I learned that we are all stuck with the body God gave us, but God also gave us a brain and willpower. Yes, I was not a very gifted athlete. But I could train. I could work harder than everyone else. I could get stronger!
By the second year of high school, I set the school record in pull-ups. By senior year, I was among the top five or so strongest guys in school.
Bullies suddenly left me alone. They treated me with respect. Bullies have low self-esteem. They only go after what they consider easy targets.
I learned that men fundamentally never leave the locker room. We size everyone up when we are all 13 or 14 and ask ourselves, “Can I compete with this guy?” And this never changes. In our 20s we do the same thing. In our 30s, 40s, 50s. I am pushing 55, and still get comments about, “You must lift weights,” or similar statements. Men never leave the locker room. Just the definition of the “locker room” changes.
I have told many groups I have spoken to that I owe the weight room everything. It changed my life. Becoming stronger physically gave me confidence. I stopped the bullying. I grew extremely self-confident. And self-confidence is a virtuous cycle — once it starts it feeds itself, and breeds more self-confidence. This got me to where I am today. Had I never touched a weight in my life, I would never be a CEO today. It’s that simple.
I owe the weight room so very much for the successes in my life. More than I can ever repay. So I still go at it. Forty years later, I am still a gym rat. Still hitting the weights two or three times per week. Even competing in the occasional weightlifting competition. It’s still in my blood. And it all goes back to 1977.

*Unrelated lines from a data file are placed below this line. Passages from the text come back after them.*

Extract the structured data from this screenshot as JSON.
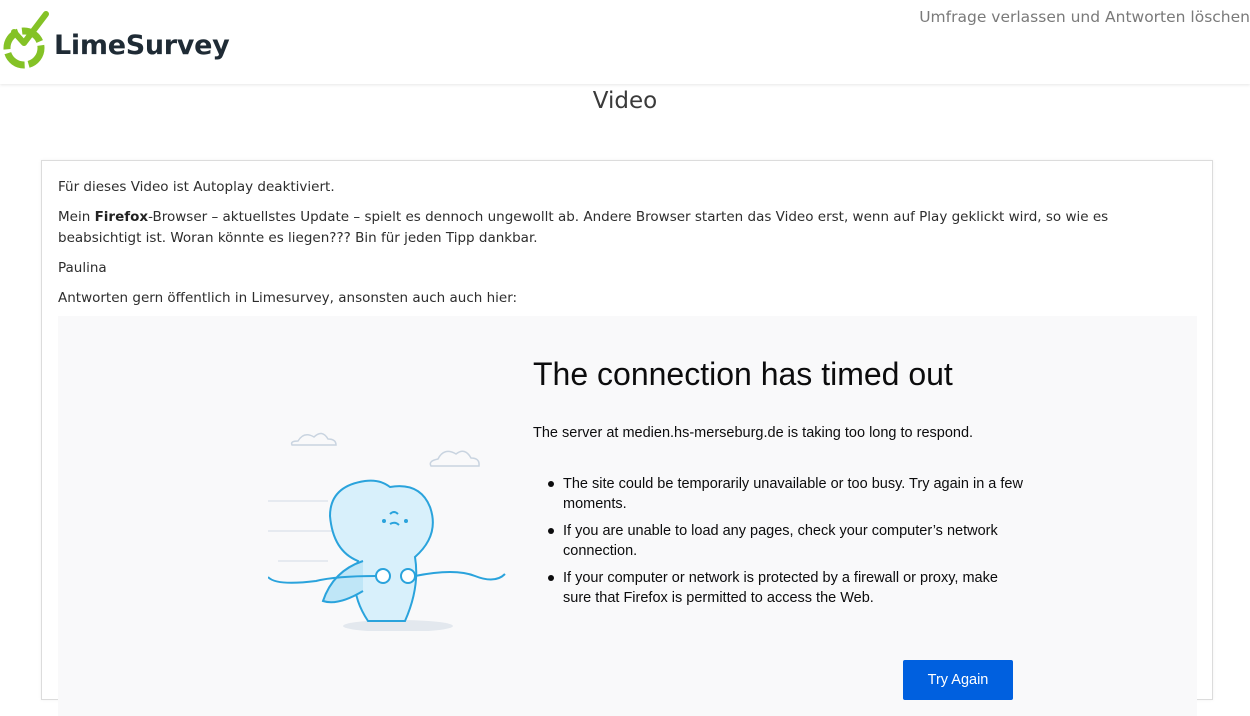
{
  "header": {
    "logo_text": "LimeSurvey",
    "exit_link": "Umfrage verlassen und Antworten löschen"
  },
  "group": {
    "title": "Video"
  },
  "question": {
    "line1": "Für dieses Video ist Autoplay deaktiviert.",
    "line2_prefix": "Mein ",
    "line2_bold": "Firefox",
    "line2_rest": "-Browser – aktuellstes Update – spielt es dennoch ungewollt ab. Andere Browser starten das Video erst, wenn auf Play geklickt wird, so wie es beabsichtigt ist. Woran könnte es liegen??? Bin für jeden Tipp dankbar.",
    "line3": "Paulina",
    "line4": "Antworten gern öffentlich in Limesurvey, ansonsten auch auch hier:"
  },
  "embed_error": {
    "title": "The connection has timed out",
    "description": "The server at medien.hs-merseburg.de is taking too long to respond.",
    "bullets": [
      "The site could be temporarily unavailable or too busy. Try again in a few moments.",
      "If you are unable to load any pages, check your computer’s network connection.",
      "If your computer or network is protected by a firewall or proxy, make sure that Firefox is permitted to access the Web."
    ],
    "button": "Try Again"
  },
  "colors": {
    "brand_green": "#84c226",
    "button_blue": "#0060df",
    "embed_bg": "#f9f9fa"
  }
}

We talk so much about dealing with bullies and subjects like that. I believe the approach is backwards and all wrong. The solution is not to single-mindedly focus on teaching bullies to stop — there have always been bullies and there will always be bullies. The solution lies in helping the bullied. How to awaken the strength within them? This is where success lies. Stopping bullies is rooted in helping the bullied stand up for themselves. To overcome the fear and to grow their own intrinsic self-confidence.
I have met so many over the years in weight rooms who have a similar story to mine. People who saw the old Charles Atlas advertising in the 1960s or ’70s of the man being bullied on the beach, and using weights to build muscle and self-confidence. I know people who have had self-confidence transformed by running a marathon, or by joining the military. Learning boxing. Or in the case of the “#metoo” movement, having a few strong individuals give strength to more and more women to speak up. This is the solution: fighting back. Bullies draw their strength from a belief they can get away with it. You take that away, and the bully loses all strength.

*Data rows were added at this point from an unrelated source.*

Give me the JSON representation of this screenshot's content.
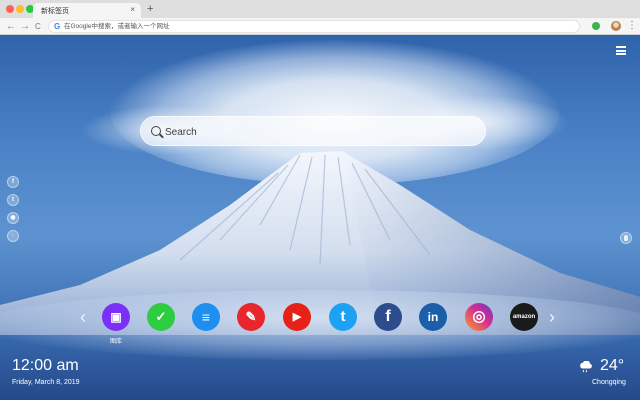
{
  "browser": {
    "tab_title": "新标签页",
    "tab_close": "×",
    "new_tab": "+",
    "back": "←",
    "forward": "→",
    "reload": "C",
    "omnibox_placeholder": "在Google中搜索，或者输入一个网址",
    "google_g": "G",
    "menu_glyph": "⋮",
    "traffic_colors": [
      "#fe5f57",
      "#febc2e",
      "#28c840"
    ]
  },
  "search": {
    "placeholder": "Search"
  },
  "side_social": [
    {
      "icon": "facebook-icon",
      "glyph": "f"
    },
    {
      "icon": "twitter-icon",
      "glyph": "t"
    },
    {
      "icon": "user-icon",
      "glyph": "◉"
    },
    {
      "icon": "wechat-icon",
      "glyph": "◌"
    }
  ],
  "apps": [
    {
      "icon": "gallery-icon",
      "glyph": "▣",
      "color": "#7b2ff7",
      "label": "图库"
    },
    {
      "icon": "tasks-icon",
      "glyph": "✓",
      "color": "#2ecc40"
    },
    {
      "icon": "notes-icon",
      "glyph": "≡",
      "color": "#1f8ef1"
    },
    {
      "icon": "paint-icon",
      "glyph": "✎",
      "color": "#e8262b"
    },
    {
      "icon": "youtube-icon",
      "glyph": "▶",
      "color": "#e62117"
    },
    {
      "icon": "twitter-icon",
      "glyph": "t",
      "color": "#1da1f2"
    },
    {
      "icon": "facebook-icon",
      "glyph": "f",
      "color": "#2d4c8e"
    },
    {
      "icon": "linkedin-icon",
      "glyph": "in",
      "color": "#1b5fa8"
    },
    {
      "icon": "instagram-icon",
      "glyph": "◎",
      "color": "#d62f8f"
    },
    {
      "icon": "amazon-icon",
      "glyph": "amazon",
      "color": "#1a1a1a"
    }
  ],
  "nav": {
    "prev": "‹",
    "next": "›"
  },
  "clock": {
    "time": "12:00 am",
    "date": "Friday, March 8, 2019"
  },
  "weather": {
    "temp": "24°",
    "city": "Chongqing",
    "icon": "cloud-rain-icon"
  }
}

I believe all the bullied have their own “weight room” — the switch that turns on their courage to stand up and fight back. I just hope everyone who is bullied finds their own personal switch.
Want to join in a few sets of bench presses?